- [EXERCISE DETAILS]: In the material below, find every line with "Audit" and pull it out.

++++ MATERIALS PROVIDED ++++

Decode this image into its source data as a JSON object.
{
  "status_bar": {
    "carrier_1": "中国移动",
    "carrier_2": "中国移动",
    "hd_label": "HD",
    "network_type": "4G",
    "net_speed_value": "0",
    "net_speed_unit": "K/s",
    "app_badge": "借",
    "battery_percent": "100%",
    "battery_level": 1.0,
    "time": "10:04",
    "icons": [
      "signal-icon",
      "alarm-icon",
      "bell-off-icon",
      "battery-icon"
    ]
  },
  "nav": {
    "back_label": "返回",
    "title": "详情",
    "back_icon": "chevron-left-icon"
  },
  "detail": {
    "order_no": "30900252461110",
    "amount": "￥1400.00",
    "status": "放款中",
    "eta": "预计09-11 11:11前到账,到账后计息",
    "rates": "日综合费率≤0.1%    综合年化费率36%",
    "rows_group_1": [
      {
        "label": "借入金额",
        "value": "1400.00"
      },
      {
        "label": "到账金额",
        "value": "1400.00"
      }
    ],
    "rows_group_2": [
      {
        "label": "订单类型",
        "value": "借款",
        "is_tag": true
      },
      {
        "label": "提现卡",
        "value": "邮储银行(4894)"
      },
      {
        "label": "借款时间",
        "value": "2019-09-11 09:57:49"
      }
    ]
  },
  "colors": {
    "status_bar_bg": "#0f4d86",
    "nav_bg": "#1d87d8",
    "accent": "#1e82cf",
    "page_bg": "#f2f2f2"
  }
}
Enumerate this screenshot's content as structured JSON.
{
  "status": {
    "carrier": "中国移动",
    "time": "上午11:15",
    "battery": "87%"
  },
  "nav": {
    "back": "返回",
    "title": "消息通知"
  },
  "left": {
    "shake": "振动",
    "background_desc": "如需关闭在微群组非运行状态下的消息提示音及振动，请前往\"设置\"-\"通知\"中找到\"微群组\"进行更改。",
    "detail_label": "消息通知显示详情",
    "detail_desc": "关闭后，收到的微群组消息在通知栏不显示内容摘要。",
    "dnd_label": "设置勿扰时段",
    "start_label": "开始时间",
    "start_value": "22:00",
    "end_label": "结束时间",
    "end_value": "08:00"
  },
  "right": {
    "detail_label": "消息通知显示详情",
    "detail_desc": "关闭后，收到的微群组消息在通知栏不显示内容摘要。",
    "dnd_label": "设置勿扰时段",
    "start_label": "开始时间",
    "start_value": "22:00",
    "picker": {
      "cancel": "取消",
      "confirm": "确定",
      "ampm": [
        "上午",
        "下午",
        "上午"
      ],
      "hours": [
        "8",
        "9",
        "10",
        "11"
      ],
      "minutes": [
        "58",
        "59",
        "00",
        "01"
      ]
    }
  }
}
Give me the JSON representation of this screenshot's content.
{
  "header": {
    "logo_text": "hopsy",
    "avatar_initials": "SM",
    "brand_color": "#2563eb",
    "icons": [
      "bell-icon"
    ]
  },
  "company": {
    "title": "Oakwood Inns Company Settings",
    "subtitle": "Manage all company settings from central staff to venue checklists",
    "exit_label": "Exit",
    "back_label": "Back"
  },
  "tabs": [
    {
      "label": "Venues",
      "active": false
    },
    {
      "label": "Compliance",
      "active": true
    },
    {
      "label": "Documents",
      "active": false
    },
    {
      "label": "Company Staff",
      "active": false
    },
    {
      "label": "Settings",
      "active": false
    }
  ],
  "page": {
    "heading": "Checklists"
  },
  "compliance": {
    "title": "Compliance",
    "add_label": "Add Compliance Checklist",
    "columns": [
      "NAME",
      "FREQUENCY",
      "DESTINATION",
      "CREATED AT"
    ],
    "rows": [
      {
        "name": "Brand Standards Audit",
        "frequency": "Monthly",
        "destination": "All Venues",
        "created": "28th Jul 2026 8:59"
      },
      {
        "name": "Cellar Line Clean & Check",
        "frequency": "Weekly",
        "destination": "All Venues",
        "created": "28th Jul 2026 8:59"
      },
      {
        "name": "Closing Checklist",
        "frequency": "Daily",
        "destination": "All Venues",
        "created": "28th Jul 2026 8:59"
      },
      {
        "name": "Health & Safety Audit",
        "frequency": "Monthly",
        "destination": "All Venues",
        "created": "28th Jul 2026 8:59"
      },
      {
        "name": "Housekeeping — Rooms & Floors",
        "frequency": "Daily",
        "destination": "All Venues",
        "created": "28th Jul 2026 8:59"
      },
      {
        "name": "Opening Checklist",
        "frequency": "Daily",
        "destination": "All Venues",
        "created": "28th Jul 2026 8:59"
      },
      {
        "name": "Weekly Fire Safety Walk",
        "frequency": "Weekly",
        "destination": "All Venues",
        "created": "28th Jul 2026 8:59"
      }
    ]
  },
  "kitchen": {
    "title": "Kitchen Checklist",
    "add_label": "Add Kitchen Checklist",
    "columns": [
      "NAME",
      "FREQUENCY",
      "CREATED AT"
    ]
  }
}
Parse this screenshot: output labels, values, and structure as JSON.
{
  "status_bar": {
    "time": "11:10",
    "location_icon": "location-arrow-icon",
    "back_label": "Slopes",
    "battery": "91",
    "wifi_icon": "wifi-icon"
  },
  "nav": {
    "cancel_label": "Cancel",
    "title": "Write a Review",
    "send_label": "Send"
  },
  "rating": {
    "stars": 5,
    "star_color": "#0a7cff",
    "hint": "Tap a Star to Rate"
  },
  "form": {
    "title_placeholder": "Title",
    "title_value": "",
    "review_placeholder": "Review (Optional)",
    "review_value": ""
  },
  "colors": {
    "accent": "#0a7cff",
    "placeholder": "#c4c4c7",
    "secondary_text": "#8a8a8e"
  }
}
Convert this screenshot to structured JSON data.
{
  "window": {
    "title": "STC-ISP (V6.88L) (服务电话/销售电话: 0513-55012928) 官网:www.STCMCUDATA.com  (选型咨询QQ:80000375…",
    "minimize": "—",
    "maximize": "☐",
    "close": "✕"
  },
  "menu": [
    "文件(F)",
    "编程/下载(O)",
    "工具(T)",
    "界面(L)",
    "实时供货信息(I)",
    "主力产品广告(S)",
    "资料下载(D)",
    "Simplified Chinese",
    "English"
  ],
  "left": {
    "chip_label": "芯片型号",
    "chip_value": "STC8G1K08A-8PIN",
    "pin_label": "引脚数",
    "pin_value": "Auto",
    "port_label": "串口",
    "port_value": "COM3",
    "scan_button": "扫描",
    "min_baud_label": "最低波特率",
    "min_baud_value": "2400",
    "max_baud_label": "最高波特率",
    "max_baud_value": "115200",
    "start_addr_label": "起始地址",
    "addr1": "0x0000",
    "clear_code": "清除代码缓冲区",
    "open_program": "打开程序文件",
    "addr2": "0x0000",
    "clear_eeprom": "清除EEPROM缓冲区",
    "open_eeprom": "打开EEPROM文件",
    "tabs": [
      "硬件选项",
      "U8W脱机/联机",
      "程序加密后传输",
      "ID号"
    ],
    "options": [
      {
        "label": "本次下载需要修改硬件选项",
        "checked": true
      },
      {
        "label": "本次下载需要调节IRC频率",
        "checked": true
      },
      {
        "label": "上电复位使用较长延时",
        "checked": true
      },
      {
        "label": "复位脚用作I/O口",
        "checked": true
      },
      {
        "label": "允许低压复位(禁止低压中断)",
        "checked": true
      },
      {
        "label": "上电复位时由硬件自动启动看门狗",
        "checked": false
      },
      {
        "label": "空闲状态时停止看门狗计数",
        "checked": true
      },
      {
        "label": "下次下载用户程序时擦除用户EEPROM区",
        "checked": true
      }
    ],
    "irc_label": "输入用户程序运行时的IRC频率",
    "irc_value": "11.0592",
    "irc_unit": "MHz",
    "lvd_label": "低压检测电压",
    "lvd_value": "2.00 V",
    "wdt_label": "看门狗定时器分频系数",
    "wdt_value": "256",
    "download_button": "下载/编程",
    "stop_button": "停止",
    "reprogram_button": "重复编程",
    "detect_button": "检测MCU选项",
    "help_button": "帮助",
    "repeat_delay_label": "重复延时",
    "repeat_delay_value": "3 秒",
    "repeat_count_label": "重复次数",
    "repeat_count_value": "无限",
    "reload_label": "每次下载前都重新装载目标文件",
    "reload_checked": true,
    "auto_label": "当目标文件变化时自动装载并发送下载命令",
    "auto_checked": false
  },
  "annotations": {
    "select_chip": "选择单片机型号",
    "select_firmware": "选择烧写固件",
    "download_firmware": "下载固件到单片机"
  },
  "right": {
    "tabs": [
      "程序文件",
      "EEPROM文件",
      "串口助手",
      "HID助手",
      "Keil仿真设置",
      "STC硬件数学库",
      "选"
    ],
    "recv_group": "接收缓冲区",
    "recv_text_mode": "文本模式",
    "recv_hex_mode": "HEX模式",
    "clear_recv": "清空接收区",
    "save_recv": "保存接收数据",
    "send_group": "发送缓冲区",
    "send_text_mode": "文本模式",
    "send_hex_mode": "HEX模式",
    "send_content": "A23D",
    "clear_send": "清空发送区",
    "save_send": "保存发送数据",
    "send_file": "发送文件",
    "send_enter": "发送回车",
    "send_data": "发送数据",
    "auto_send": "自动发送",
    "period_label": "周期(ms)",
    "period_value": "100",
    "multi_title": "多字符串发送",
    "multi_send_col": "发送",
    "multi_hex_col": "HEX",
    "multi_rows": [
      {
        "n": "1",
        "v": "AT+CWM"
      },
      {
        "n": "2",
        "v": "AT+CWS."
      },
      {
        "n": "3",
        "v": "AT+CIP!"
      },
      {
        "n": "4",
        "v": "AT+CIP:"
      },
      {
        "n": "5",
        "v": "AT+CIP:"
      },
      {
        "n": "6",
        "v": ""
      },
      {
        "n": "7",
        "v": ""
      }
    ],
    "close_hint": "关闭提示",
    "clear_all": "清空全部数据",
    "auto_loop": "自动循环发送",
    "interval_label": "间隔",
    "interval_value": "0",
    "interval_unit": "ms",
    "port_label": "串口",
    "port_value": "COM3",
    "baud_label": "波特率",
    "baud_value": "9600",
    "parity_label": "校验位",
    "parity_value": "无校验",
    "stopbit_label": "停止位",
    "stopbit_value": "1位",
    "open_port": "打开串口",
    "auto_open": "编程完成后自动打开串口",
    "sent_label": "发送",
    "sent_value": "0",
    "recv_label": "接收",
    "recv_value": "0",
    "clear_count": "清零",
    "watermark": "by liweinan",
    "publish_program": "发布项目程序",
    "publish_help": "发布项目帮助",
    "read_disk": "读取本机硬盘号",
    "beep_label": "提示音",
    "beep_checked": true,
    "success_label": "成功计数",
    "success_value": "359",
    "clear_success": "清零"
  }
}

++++

- [ANSWER TO THIS PROBLEM]:
        "name": "Brand Standards Audit",
        "name": "Health & Safety Audit",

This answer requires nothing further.